**Assignment**. Each record must be reproduced exactly as it is shown.

[Data for this task — start]

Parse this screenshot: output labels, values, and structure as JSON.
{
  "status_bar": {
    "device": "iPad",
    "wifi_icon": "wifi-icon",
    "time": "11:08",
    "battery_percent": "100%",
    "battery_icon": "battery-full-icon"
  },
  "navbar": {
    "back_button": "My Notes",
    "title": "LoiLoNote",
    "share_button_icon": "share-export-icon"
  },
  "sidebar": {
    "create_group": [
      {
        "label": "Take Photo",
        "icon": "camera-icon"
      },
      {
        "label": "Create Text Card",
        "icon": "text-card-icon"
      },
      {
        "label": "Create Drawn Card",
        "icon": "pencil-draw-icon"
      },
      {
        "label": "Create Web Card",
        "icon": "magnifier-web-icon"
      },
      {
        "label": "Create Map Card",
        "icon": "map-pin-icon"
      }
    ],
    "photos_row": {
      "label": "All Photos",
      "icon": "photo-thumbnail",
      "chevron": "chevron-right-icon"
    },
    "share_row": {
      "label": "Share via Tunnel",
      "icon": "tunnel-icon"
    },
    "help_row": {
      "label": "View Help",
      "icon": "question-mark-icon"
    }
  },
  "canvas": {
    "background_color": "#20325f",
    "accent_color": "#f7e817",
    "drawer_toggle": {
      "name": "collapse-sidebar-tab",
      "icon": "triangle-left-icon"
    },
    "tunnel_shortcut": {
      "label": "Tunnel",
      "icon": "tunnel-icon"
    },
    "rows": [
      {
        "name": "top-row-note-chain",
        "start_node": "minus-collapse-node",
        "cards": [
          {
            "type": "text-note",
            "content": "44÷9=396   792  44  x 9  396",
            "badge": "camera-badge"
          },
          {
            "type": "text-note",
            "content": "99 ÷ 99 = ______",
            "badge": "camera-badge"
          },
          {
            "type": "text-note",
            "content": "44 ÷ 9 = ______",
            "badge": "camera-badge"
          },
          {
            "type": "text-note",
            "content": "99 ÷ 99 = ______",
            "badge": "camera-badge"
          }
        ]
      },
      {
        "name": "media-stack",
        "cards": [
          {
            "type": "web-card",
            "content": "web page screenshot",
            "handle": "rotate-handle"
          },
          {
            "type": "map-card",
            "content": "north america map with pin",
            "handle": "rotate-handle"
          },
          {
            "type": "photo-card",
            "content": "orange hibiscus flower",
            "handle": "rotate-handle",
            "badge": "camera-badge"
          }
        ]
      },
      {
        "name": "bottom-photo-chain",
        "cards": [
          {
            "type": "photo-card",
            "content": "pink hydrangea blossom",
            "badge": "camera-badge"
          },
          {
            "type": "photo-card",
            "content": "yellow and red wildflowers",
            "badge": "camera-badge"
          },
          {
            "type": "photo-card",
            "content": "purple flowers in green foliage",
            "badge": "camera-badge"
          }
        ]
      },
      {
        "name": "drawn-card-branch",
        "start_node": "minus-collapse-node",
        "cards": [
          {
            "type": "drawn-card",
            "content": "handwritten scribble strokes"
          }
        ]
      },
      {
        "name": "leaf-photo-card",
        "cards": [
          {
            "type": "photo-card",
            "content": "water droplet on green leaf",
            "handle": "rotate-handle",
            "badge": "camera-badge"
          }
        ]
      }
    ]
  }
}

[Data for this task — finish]

**Answer below**.
Parse this screenshot: output labels, values, and structure as JSON.
{
  "status_bar": {
    "device": "iPad",
    "wifi_icon": "wifi-icon",
    "time": "11:08",
    "battery_percent": "100%",
    "battery_icon": "battery-full-icon"
  },
  "navbar": {
    "back_button": "My Notes",
    "title": "LoiLoNote",
    "share_button_icon": "share-export-icon"
  },
  "sidebar": {
    "create_group": [
      {
        "label": "Take Photo",
        "icon": "camera-icon"
      },
      {
        "label": "Create Text Card",
        "icon": "text-card-icon"
      },
      {
        "label": "Create Drawn Card",
        "icon": "pencil-draw-icon"
      },
      {
        "label": "Create Web Card",
        "icon": "magnifier-web-icon"
      },
      {
        "label": "Create Map Card",
        "icon": "map-pin-icon"
      }
    ],
    "photos_row": {
      "label": "All Photos",
      "icon": "photo-thumbnail",
      "chevron": "chevron-right-icon"
    },
    "share_row": {
      "label": "Share via Tunnel",
      "icon": "tunnel-icon"
    },
    "help_row": {
      "label": "View Help",
      "icon": "question-mark-icon"
    }
  },
  "canvas": {
    "background_color": "#20325f",
    "accent_color": "#f7e817",
    "drawer_toggle": {
      "name": "collapse-sidebar-tab",
      "icon": "triangle-left-icon"
    },
    "tunnel_shortcut": {
      "label": "Tunnel",
      "icon": "tunnel-icon"
    },
    "rows": [
      {
        "name": "top-row-note-chain",
        "start_node": "minus-collapse-node",
        "cards": [
          {
            "type": "text-note",
            "content": "44÷9=396   792  44  x 9  396",
            "badge": "camera-badge"
          },
          {
            "type": "text-note",
            "content": "99 ÷ 99 = ______",
            "badge": "camera-badge"
          },
          {
            "type": "text-note",
            "content": "44 ÷ 9 = ______",
            "badge": "camera-badge"
          },
          {
            "type": "text-note",
            "content": "99 ÷ 99 = ______",
            "badge": "camera-badge"
          }
        ]
      },
      {
        "name": "media-stack",
        "cards": [
          {
            "type": "web-card",
            "content": "web page screenshot",
            "handle": "rotate-handle"
          },
          {
            "type": "map-card",
            "content": "north america map with pin",
            "handle": "rotate-handle"
          },
          {
            "type": "photo-card",
            "content": "orange hibiscus flower",
            "handle": "rotate-handle",
            "badge": "camera-badge"
          }
        ]
      },
      {
        "name": "bottom-photo-chain",
        "cards": [
          {
            "type": "photo-card",
            "content": "pink hydrangea blossom",
            "badge": "camera-badge"
          },
          {
            "type": "photo-card",
            "content": "yellow and red wildflowers",
            "badge": "camera-badge"
          },
          {
            "type": "photo-card",
            "content": "purple flowers in green foliage",
            "badge": "camera-badge"
          }
        ]
      },
      {
        "name": "drawn-card-branch",
        "start_node": "minus-collapse-node",
        "cards": [
          {
            "type": "drawn-card",
            "content": "handwritten scribble strokes"
          }
        ]
      },
      {
        "name": "leaf-photo-card",
        "cards": [
          {
            "type": "photo-card",
            "content": "water droplet on green leaf",
            "handle": "rotate-handle",
            "badge": "camera-badge"
          }
        ]
      }
    ]
  }
}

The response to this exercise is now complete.